[[ Task inputs, beginning ]]
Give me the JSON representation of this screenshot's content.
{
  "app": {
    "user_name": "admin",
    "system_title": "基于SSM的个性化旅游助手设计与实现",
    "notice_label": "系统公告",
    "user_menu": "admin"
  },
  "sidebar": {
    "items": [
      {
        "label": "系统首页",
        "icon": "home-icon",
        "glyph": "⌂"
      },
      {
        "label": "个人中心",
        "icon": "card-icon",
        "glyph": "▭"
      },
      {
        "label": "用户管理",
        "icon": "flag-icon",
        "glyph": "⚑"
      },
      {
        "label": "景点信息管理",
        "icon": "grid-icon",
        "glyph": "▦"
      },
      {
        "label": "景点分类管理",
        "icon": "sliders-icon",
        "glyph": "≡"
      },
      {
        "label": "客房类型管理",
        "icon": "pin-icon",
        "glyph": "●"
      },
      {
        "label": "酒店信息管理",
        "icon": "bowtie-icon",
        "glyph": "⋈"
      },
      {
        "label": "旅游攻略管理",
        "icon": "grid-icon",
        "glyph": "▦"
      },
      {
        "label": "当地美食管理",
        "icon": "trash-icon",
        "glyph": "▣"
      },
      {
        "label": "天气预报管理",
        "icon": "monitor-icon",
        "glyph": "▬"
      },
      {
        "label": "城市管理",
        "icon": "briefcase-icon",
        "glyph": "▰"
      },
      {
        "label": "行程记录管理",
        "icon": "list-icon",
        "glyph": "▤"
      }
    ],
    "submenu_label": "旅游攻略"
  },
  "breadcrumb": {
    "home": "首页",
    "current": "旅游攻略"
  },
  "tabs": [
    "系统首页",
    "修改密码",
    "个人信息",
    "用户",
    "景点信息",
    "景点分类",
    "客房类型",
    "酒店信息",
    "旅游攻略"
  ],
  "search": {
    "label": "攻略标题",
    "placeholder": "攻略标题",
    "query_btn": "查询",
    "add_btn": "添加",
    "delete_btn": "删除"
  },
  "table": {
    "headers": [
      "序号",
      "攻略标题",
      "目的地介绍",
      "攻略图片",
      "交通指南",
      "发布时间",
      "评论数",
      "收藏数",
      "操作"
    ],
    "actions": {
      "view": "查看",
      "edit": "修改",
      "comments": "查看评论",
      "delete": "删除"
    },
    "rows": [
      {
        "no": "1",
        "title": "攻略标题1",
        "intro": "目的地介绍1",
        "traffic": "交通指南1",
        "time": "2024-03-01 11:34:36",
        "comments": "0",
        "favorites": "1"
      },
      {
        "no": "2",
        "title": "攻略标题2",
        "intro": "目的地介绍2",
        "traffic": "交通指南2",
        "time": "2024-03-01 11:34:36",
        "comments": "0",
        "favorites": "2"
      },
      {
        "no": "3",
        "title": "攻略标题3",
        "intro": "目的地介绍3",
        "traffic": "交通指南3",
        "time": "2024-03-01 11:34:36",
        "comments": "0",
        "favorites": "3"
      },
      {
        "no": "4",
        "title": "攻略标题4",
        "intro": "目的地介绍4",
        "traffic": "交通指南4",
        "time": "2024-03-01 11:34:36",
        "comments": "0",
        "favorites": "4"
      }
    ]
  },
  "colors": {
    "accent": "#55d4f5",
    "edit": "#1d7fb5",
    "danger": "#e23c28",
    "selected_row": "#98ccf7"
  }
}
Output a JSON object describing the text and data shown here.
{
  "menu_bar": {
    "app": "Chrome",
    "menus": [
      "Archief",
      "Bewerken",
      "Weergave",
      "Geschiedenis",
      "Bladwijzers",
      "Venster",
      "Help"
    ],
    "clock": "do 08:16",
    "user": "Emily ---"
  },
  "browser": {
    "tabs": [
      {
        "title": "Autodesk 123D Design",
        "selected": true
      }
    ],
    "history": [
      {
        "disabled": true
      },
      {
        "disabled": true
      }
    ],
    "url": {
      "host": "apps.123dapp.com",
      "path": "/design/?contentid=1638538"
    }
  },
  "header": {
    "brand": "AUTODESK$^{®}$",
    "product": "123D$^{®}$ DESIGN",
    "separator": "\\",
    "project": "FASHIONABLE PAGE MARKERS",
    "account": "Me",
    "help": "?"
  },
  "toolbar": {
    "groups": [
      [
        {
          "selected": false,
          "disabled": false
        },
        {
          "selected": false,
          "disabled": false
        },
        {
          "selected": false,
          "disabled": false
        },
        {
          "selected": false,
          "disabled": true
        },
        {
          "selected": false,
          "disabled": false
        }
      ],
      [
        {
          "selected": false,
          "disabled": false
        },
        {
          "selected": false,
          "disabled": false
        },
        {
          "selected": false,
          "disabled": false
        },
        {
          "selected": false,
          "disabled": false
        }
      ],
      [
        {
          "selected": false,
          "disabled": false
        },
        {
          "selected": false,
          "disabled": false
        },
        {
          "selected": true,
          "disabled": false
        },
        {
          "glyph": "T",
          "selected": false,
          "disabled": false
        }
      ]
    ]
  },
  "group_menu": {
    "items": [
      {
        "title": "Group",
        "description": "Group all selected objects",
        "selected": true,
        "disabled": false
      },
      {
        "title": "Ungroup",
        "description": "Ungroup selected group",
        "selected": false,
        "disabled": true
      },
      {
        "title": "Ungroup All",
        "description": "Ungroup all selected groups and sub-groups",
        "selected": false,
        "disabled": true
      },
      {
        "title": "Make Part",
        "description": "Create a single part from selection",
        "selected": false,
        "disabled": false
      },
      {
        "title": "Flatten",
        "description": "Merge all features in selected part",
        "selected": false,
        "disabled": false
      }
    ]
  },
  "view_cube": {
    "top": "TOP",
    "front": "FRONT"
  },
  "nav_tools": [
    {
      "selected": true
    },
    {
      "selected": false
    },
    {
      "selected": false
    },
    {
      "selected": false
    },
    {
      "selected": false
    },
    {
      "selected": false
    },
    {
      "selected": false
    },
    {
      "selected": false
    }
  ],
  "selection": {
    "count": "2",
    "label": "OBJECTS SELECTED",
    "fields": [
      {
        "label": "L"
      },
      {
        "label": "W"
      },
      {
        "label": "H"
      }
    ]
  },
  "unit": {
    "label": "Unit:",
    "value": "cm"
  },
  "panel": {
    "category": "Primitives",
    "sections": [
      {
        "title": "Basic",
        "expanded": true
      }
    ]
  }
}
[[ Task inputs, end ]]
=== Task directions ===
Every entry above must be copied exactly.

=== Answer area ===
Give me the JSON representation of this screenshot's content.
{
  "app": {
    "user_name": "admin",
    "system_title": "基于SSM的个性化旅游助手设计与实现",
    "notice_label": "系统公告",
    "user_menu": "admin"
  },
  "sidebar": {
    "items": [
      {
        "label": "系统首页",
        "icon": "home-icon",
        "glyph": "⌂"
      },
      {
        "label": "个人中心",
        "icon": "card-icon",
        "glyph": "▭"
      },
      {
        "label": "用户管理",
        "icon": "flag-icon",
        "glyph": "⚑"
      },
      {
        "label": "景点信息管理",
        "icon": "grid-icon",
        "glyph": "▦"
      },
      {
        "label": "景点分类管理",
        "icon": "sliders-icon",
        "glyph": "≡"
      },
      {
        "label": "客房类型管理",
        "icon": "pin-icon",
        "glyph": "●"
      },
      {
        "label": "酒店信息管理",
        "icon": "bowtie-icon",
        "glyph": "⋈"
      },
      {
        "label": "旅游攻略管理",
        "icon": "grid-icon",
        "glyph": "▦"
      },
      {
        "label": "当地美食管理",
        "icon": "trash-icon",
        "glyph": "▣"
      },
      {
        "label": "天气预报管理",
        "icon": "monitor-icon",
        "glyph": "▬"
      },
      {
        "label": "城市管理",
        "icon": "briefcase-icon",
        "glyph": "▰"
      },
      {
        "label": "行程记录管理",
        "icon": "list-icon",
        "glyph": "▤"
      }
    ],
    "submenu_label": "旅游攻略"
  },
  "breadcrumb": {
    "home": "首页",
    "current": "旅游攻略"
  },
  "tabs": [
    "系统首页",
    "修改密码",
    "个人信息",
    "用户",
    "景点信息",
    "景点分类",
    "客房类型",
    "酒店信息",
    "旅游攻略"
  ],
  "search": {
    "label": "攻略标题",
    "placeholder": "攻略标题",
    "query_btn": "查询",
    "add_btn": "添加",
    "delete_btn": "删除"
  },
  "table": {
    "headers": [
      "序号",
      "攻略标题",
      "目的地介绍",
      "攻略图片",
      "交通指南",
      "发布时间",
      "评论数",
      "收藏数",
      "操作"
    ],
    "actions": {
      "view": "查看",
      "edit": "修改",
      "comments": "查看评论",
      "delete": "删除"
    },
    "rows": [
      {
        "no": "1",
        "title": "攻略标题1",
        "intro": "目的地介绍1",
        "traffic": "交通指南1",
        "time": "2024-03-01 11:34:36",
        "comments": "0",
        "favorites": "1"
      },
      {
        "no": "2",
        "title": "攻略标题2",
        "intro": "目的地介绍2",
        "traffic": "交通指南2",
        "time": "2024-03-01 11:34:36",
        "comments": "0",
        "favorites": "2"
      },
      {
        "no": "3",
        "title": "攻略标题3",
        "intro": "目的地介绍3",
        "traffic": "交通指南3",
        "time": "2024-03-01 11:34:36",
        "comments": "0",
        "favorites": "3"
      },
      {
        "no": "4",
        "title": "攻略标题4",
        "intro": "目的地介绍4",
        "traffic": "交通指南4",
        "time": "2024-03-01 11:34:36",
        "comments": "0",
        "favorites": "4"
      }
    ]
  },
  "colors": {
    "accent": "#55d4f5",
    "edit": "#1d7fb5",
    "danger": "#e23c28",
    "selected_row": "#98ccf7"
  }
}
Output a JSON object describing the text and data shown here.
{
  "menu_bar": {
    "app": "Chrome",
    "menus": [
      "Archief",
      "Bewerken",
      "Weergave",
      "Geschiedenis",
      "Bladwijzers",
      "Venster",
      "Help"
    ],
    "clock": "do 08:16",
    "user": "Emily ---"
  },
  "browser": {
    "tabs": [
      {
        "title": "Autodesk 123D Design",
        "selected": true
      }
    ],
    "history": [
      {
        "disabled": true
      },
      {
        "disabled": true
      }
    ],
    "url": {
      "host": "apps.123dapp.com",
      "path": "/design/?contentid=1638538"
    }
  },
  "header": {
    "brand": "AUTODESK$^{®}$",
    "product": "123D$^{®}$ DESIGN",
    "separator": "\\",
    "project": "FASHIONABLE PAGE MARKERS",
    "account": "Me",
    "help": "?"
  },
  "toolbar": {
    "groups": [
      [
        {
          "selected": false,
          "disabled": false
        },
        {
          "selected": false,
          "disabled": false
        },
        {
          "selected": false,
          "disabled": false
        },
        {
          "selected": false,
          "disabled": true
        },
        {
          "selected": false,
          "disabled": false
        }
      ],
      [
        {
          "selected": false,
          "disabled": false
        },
        {
          "selected": false,
          "disabled": false
        },
        {
          "selected": false,
          "disabled": false
        },
        {
          "selected": false,
          "disabled": false
        }
      ],
      [
        {
          "selected": false,
          "disabled": false
        },
        {
          "selected": false,
          "disabled": false
        },
        {
          "selected": true,
          "disabled": false
        },
        {
          "glyph": "T",
          "selected": false,
          "disabled": false
        }
      ]
    ]
  },
  "group_menu": {
    "items": [
      {
        "title": "Group",
        "description": "Group all selected objects",
        "selected": true,
        "disabled": false
      },
      {
        "title": "Ungroup",
        "description": "Ungroup selected group",
        "selected": false,
        "disabled": true
      },
      {
        "title": "Ungroup All",
        "description": "Ungroup all selected groups and sub-groups",
        "selected": false,
        "disabled": true
      },
      {
        "title": "Make Part",
        "description": "Create a single part from selection",
        "selected": false,
        "disabled": false
      },
      {
        "title": "Flatten",
        "description": "Merge all features in selected part",
        "selected": false,
        "disabled": false
      }
    ]
  },
  "view_cube": {
    "top": "TOP",
    "front": "FRONT"
  },
  "nav_tools": [
    {
      "selected": true
    },
    {
      "selected": false
    },
    {
      "selected": false
    },
    {
      "selected": false
    },
    {
      "selected": false
    },
    {
      "selected": false
    },
    {
      "selected": false
    },
    {
      "selected": false
    }
  ],
  "selection": {
    "count": "2",
    "label": "OBJECTS SELECTED",
    "fields": [
      {
        "label": "L"
      },
      {
        "label": "W"
      },
      {
        "label": "H"
      }
    ]
  },
  "unit": {
    "label": "Unit:",
    "value": "cm"
  },
  "panel": {
    "category": "Primitives",
    "sections": [
      {
        "title": "Basic",
        "expanded": true
      }
    ]
  }
}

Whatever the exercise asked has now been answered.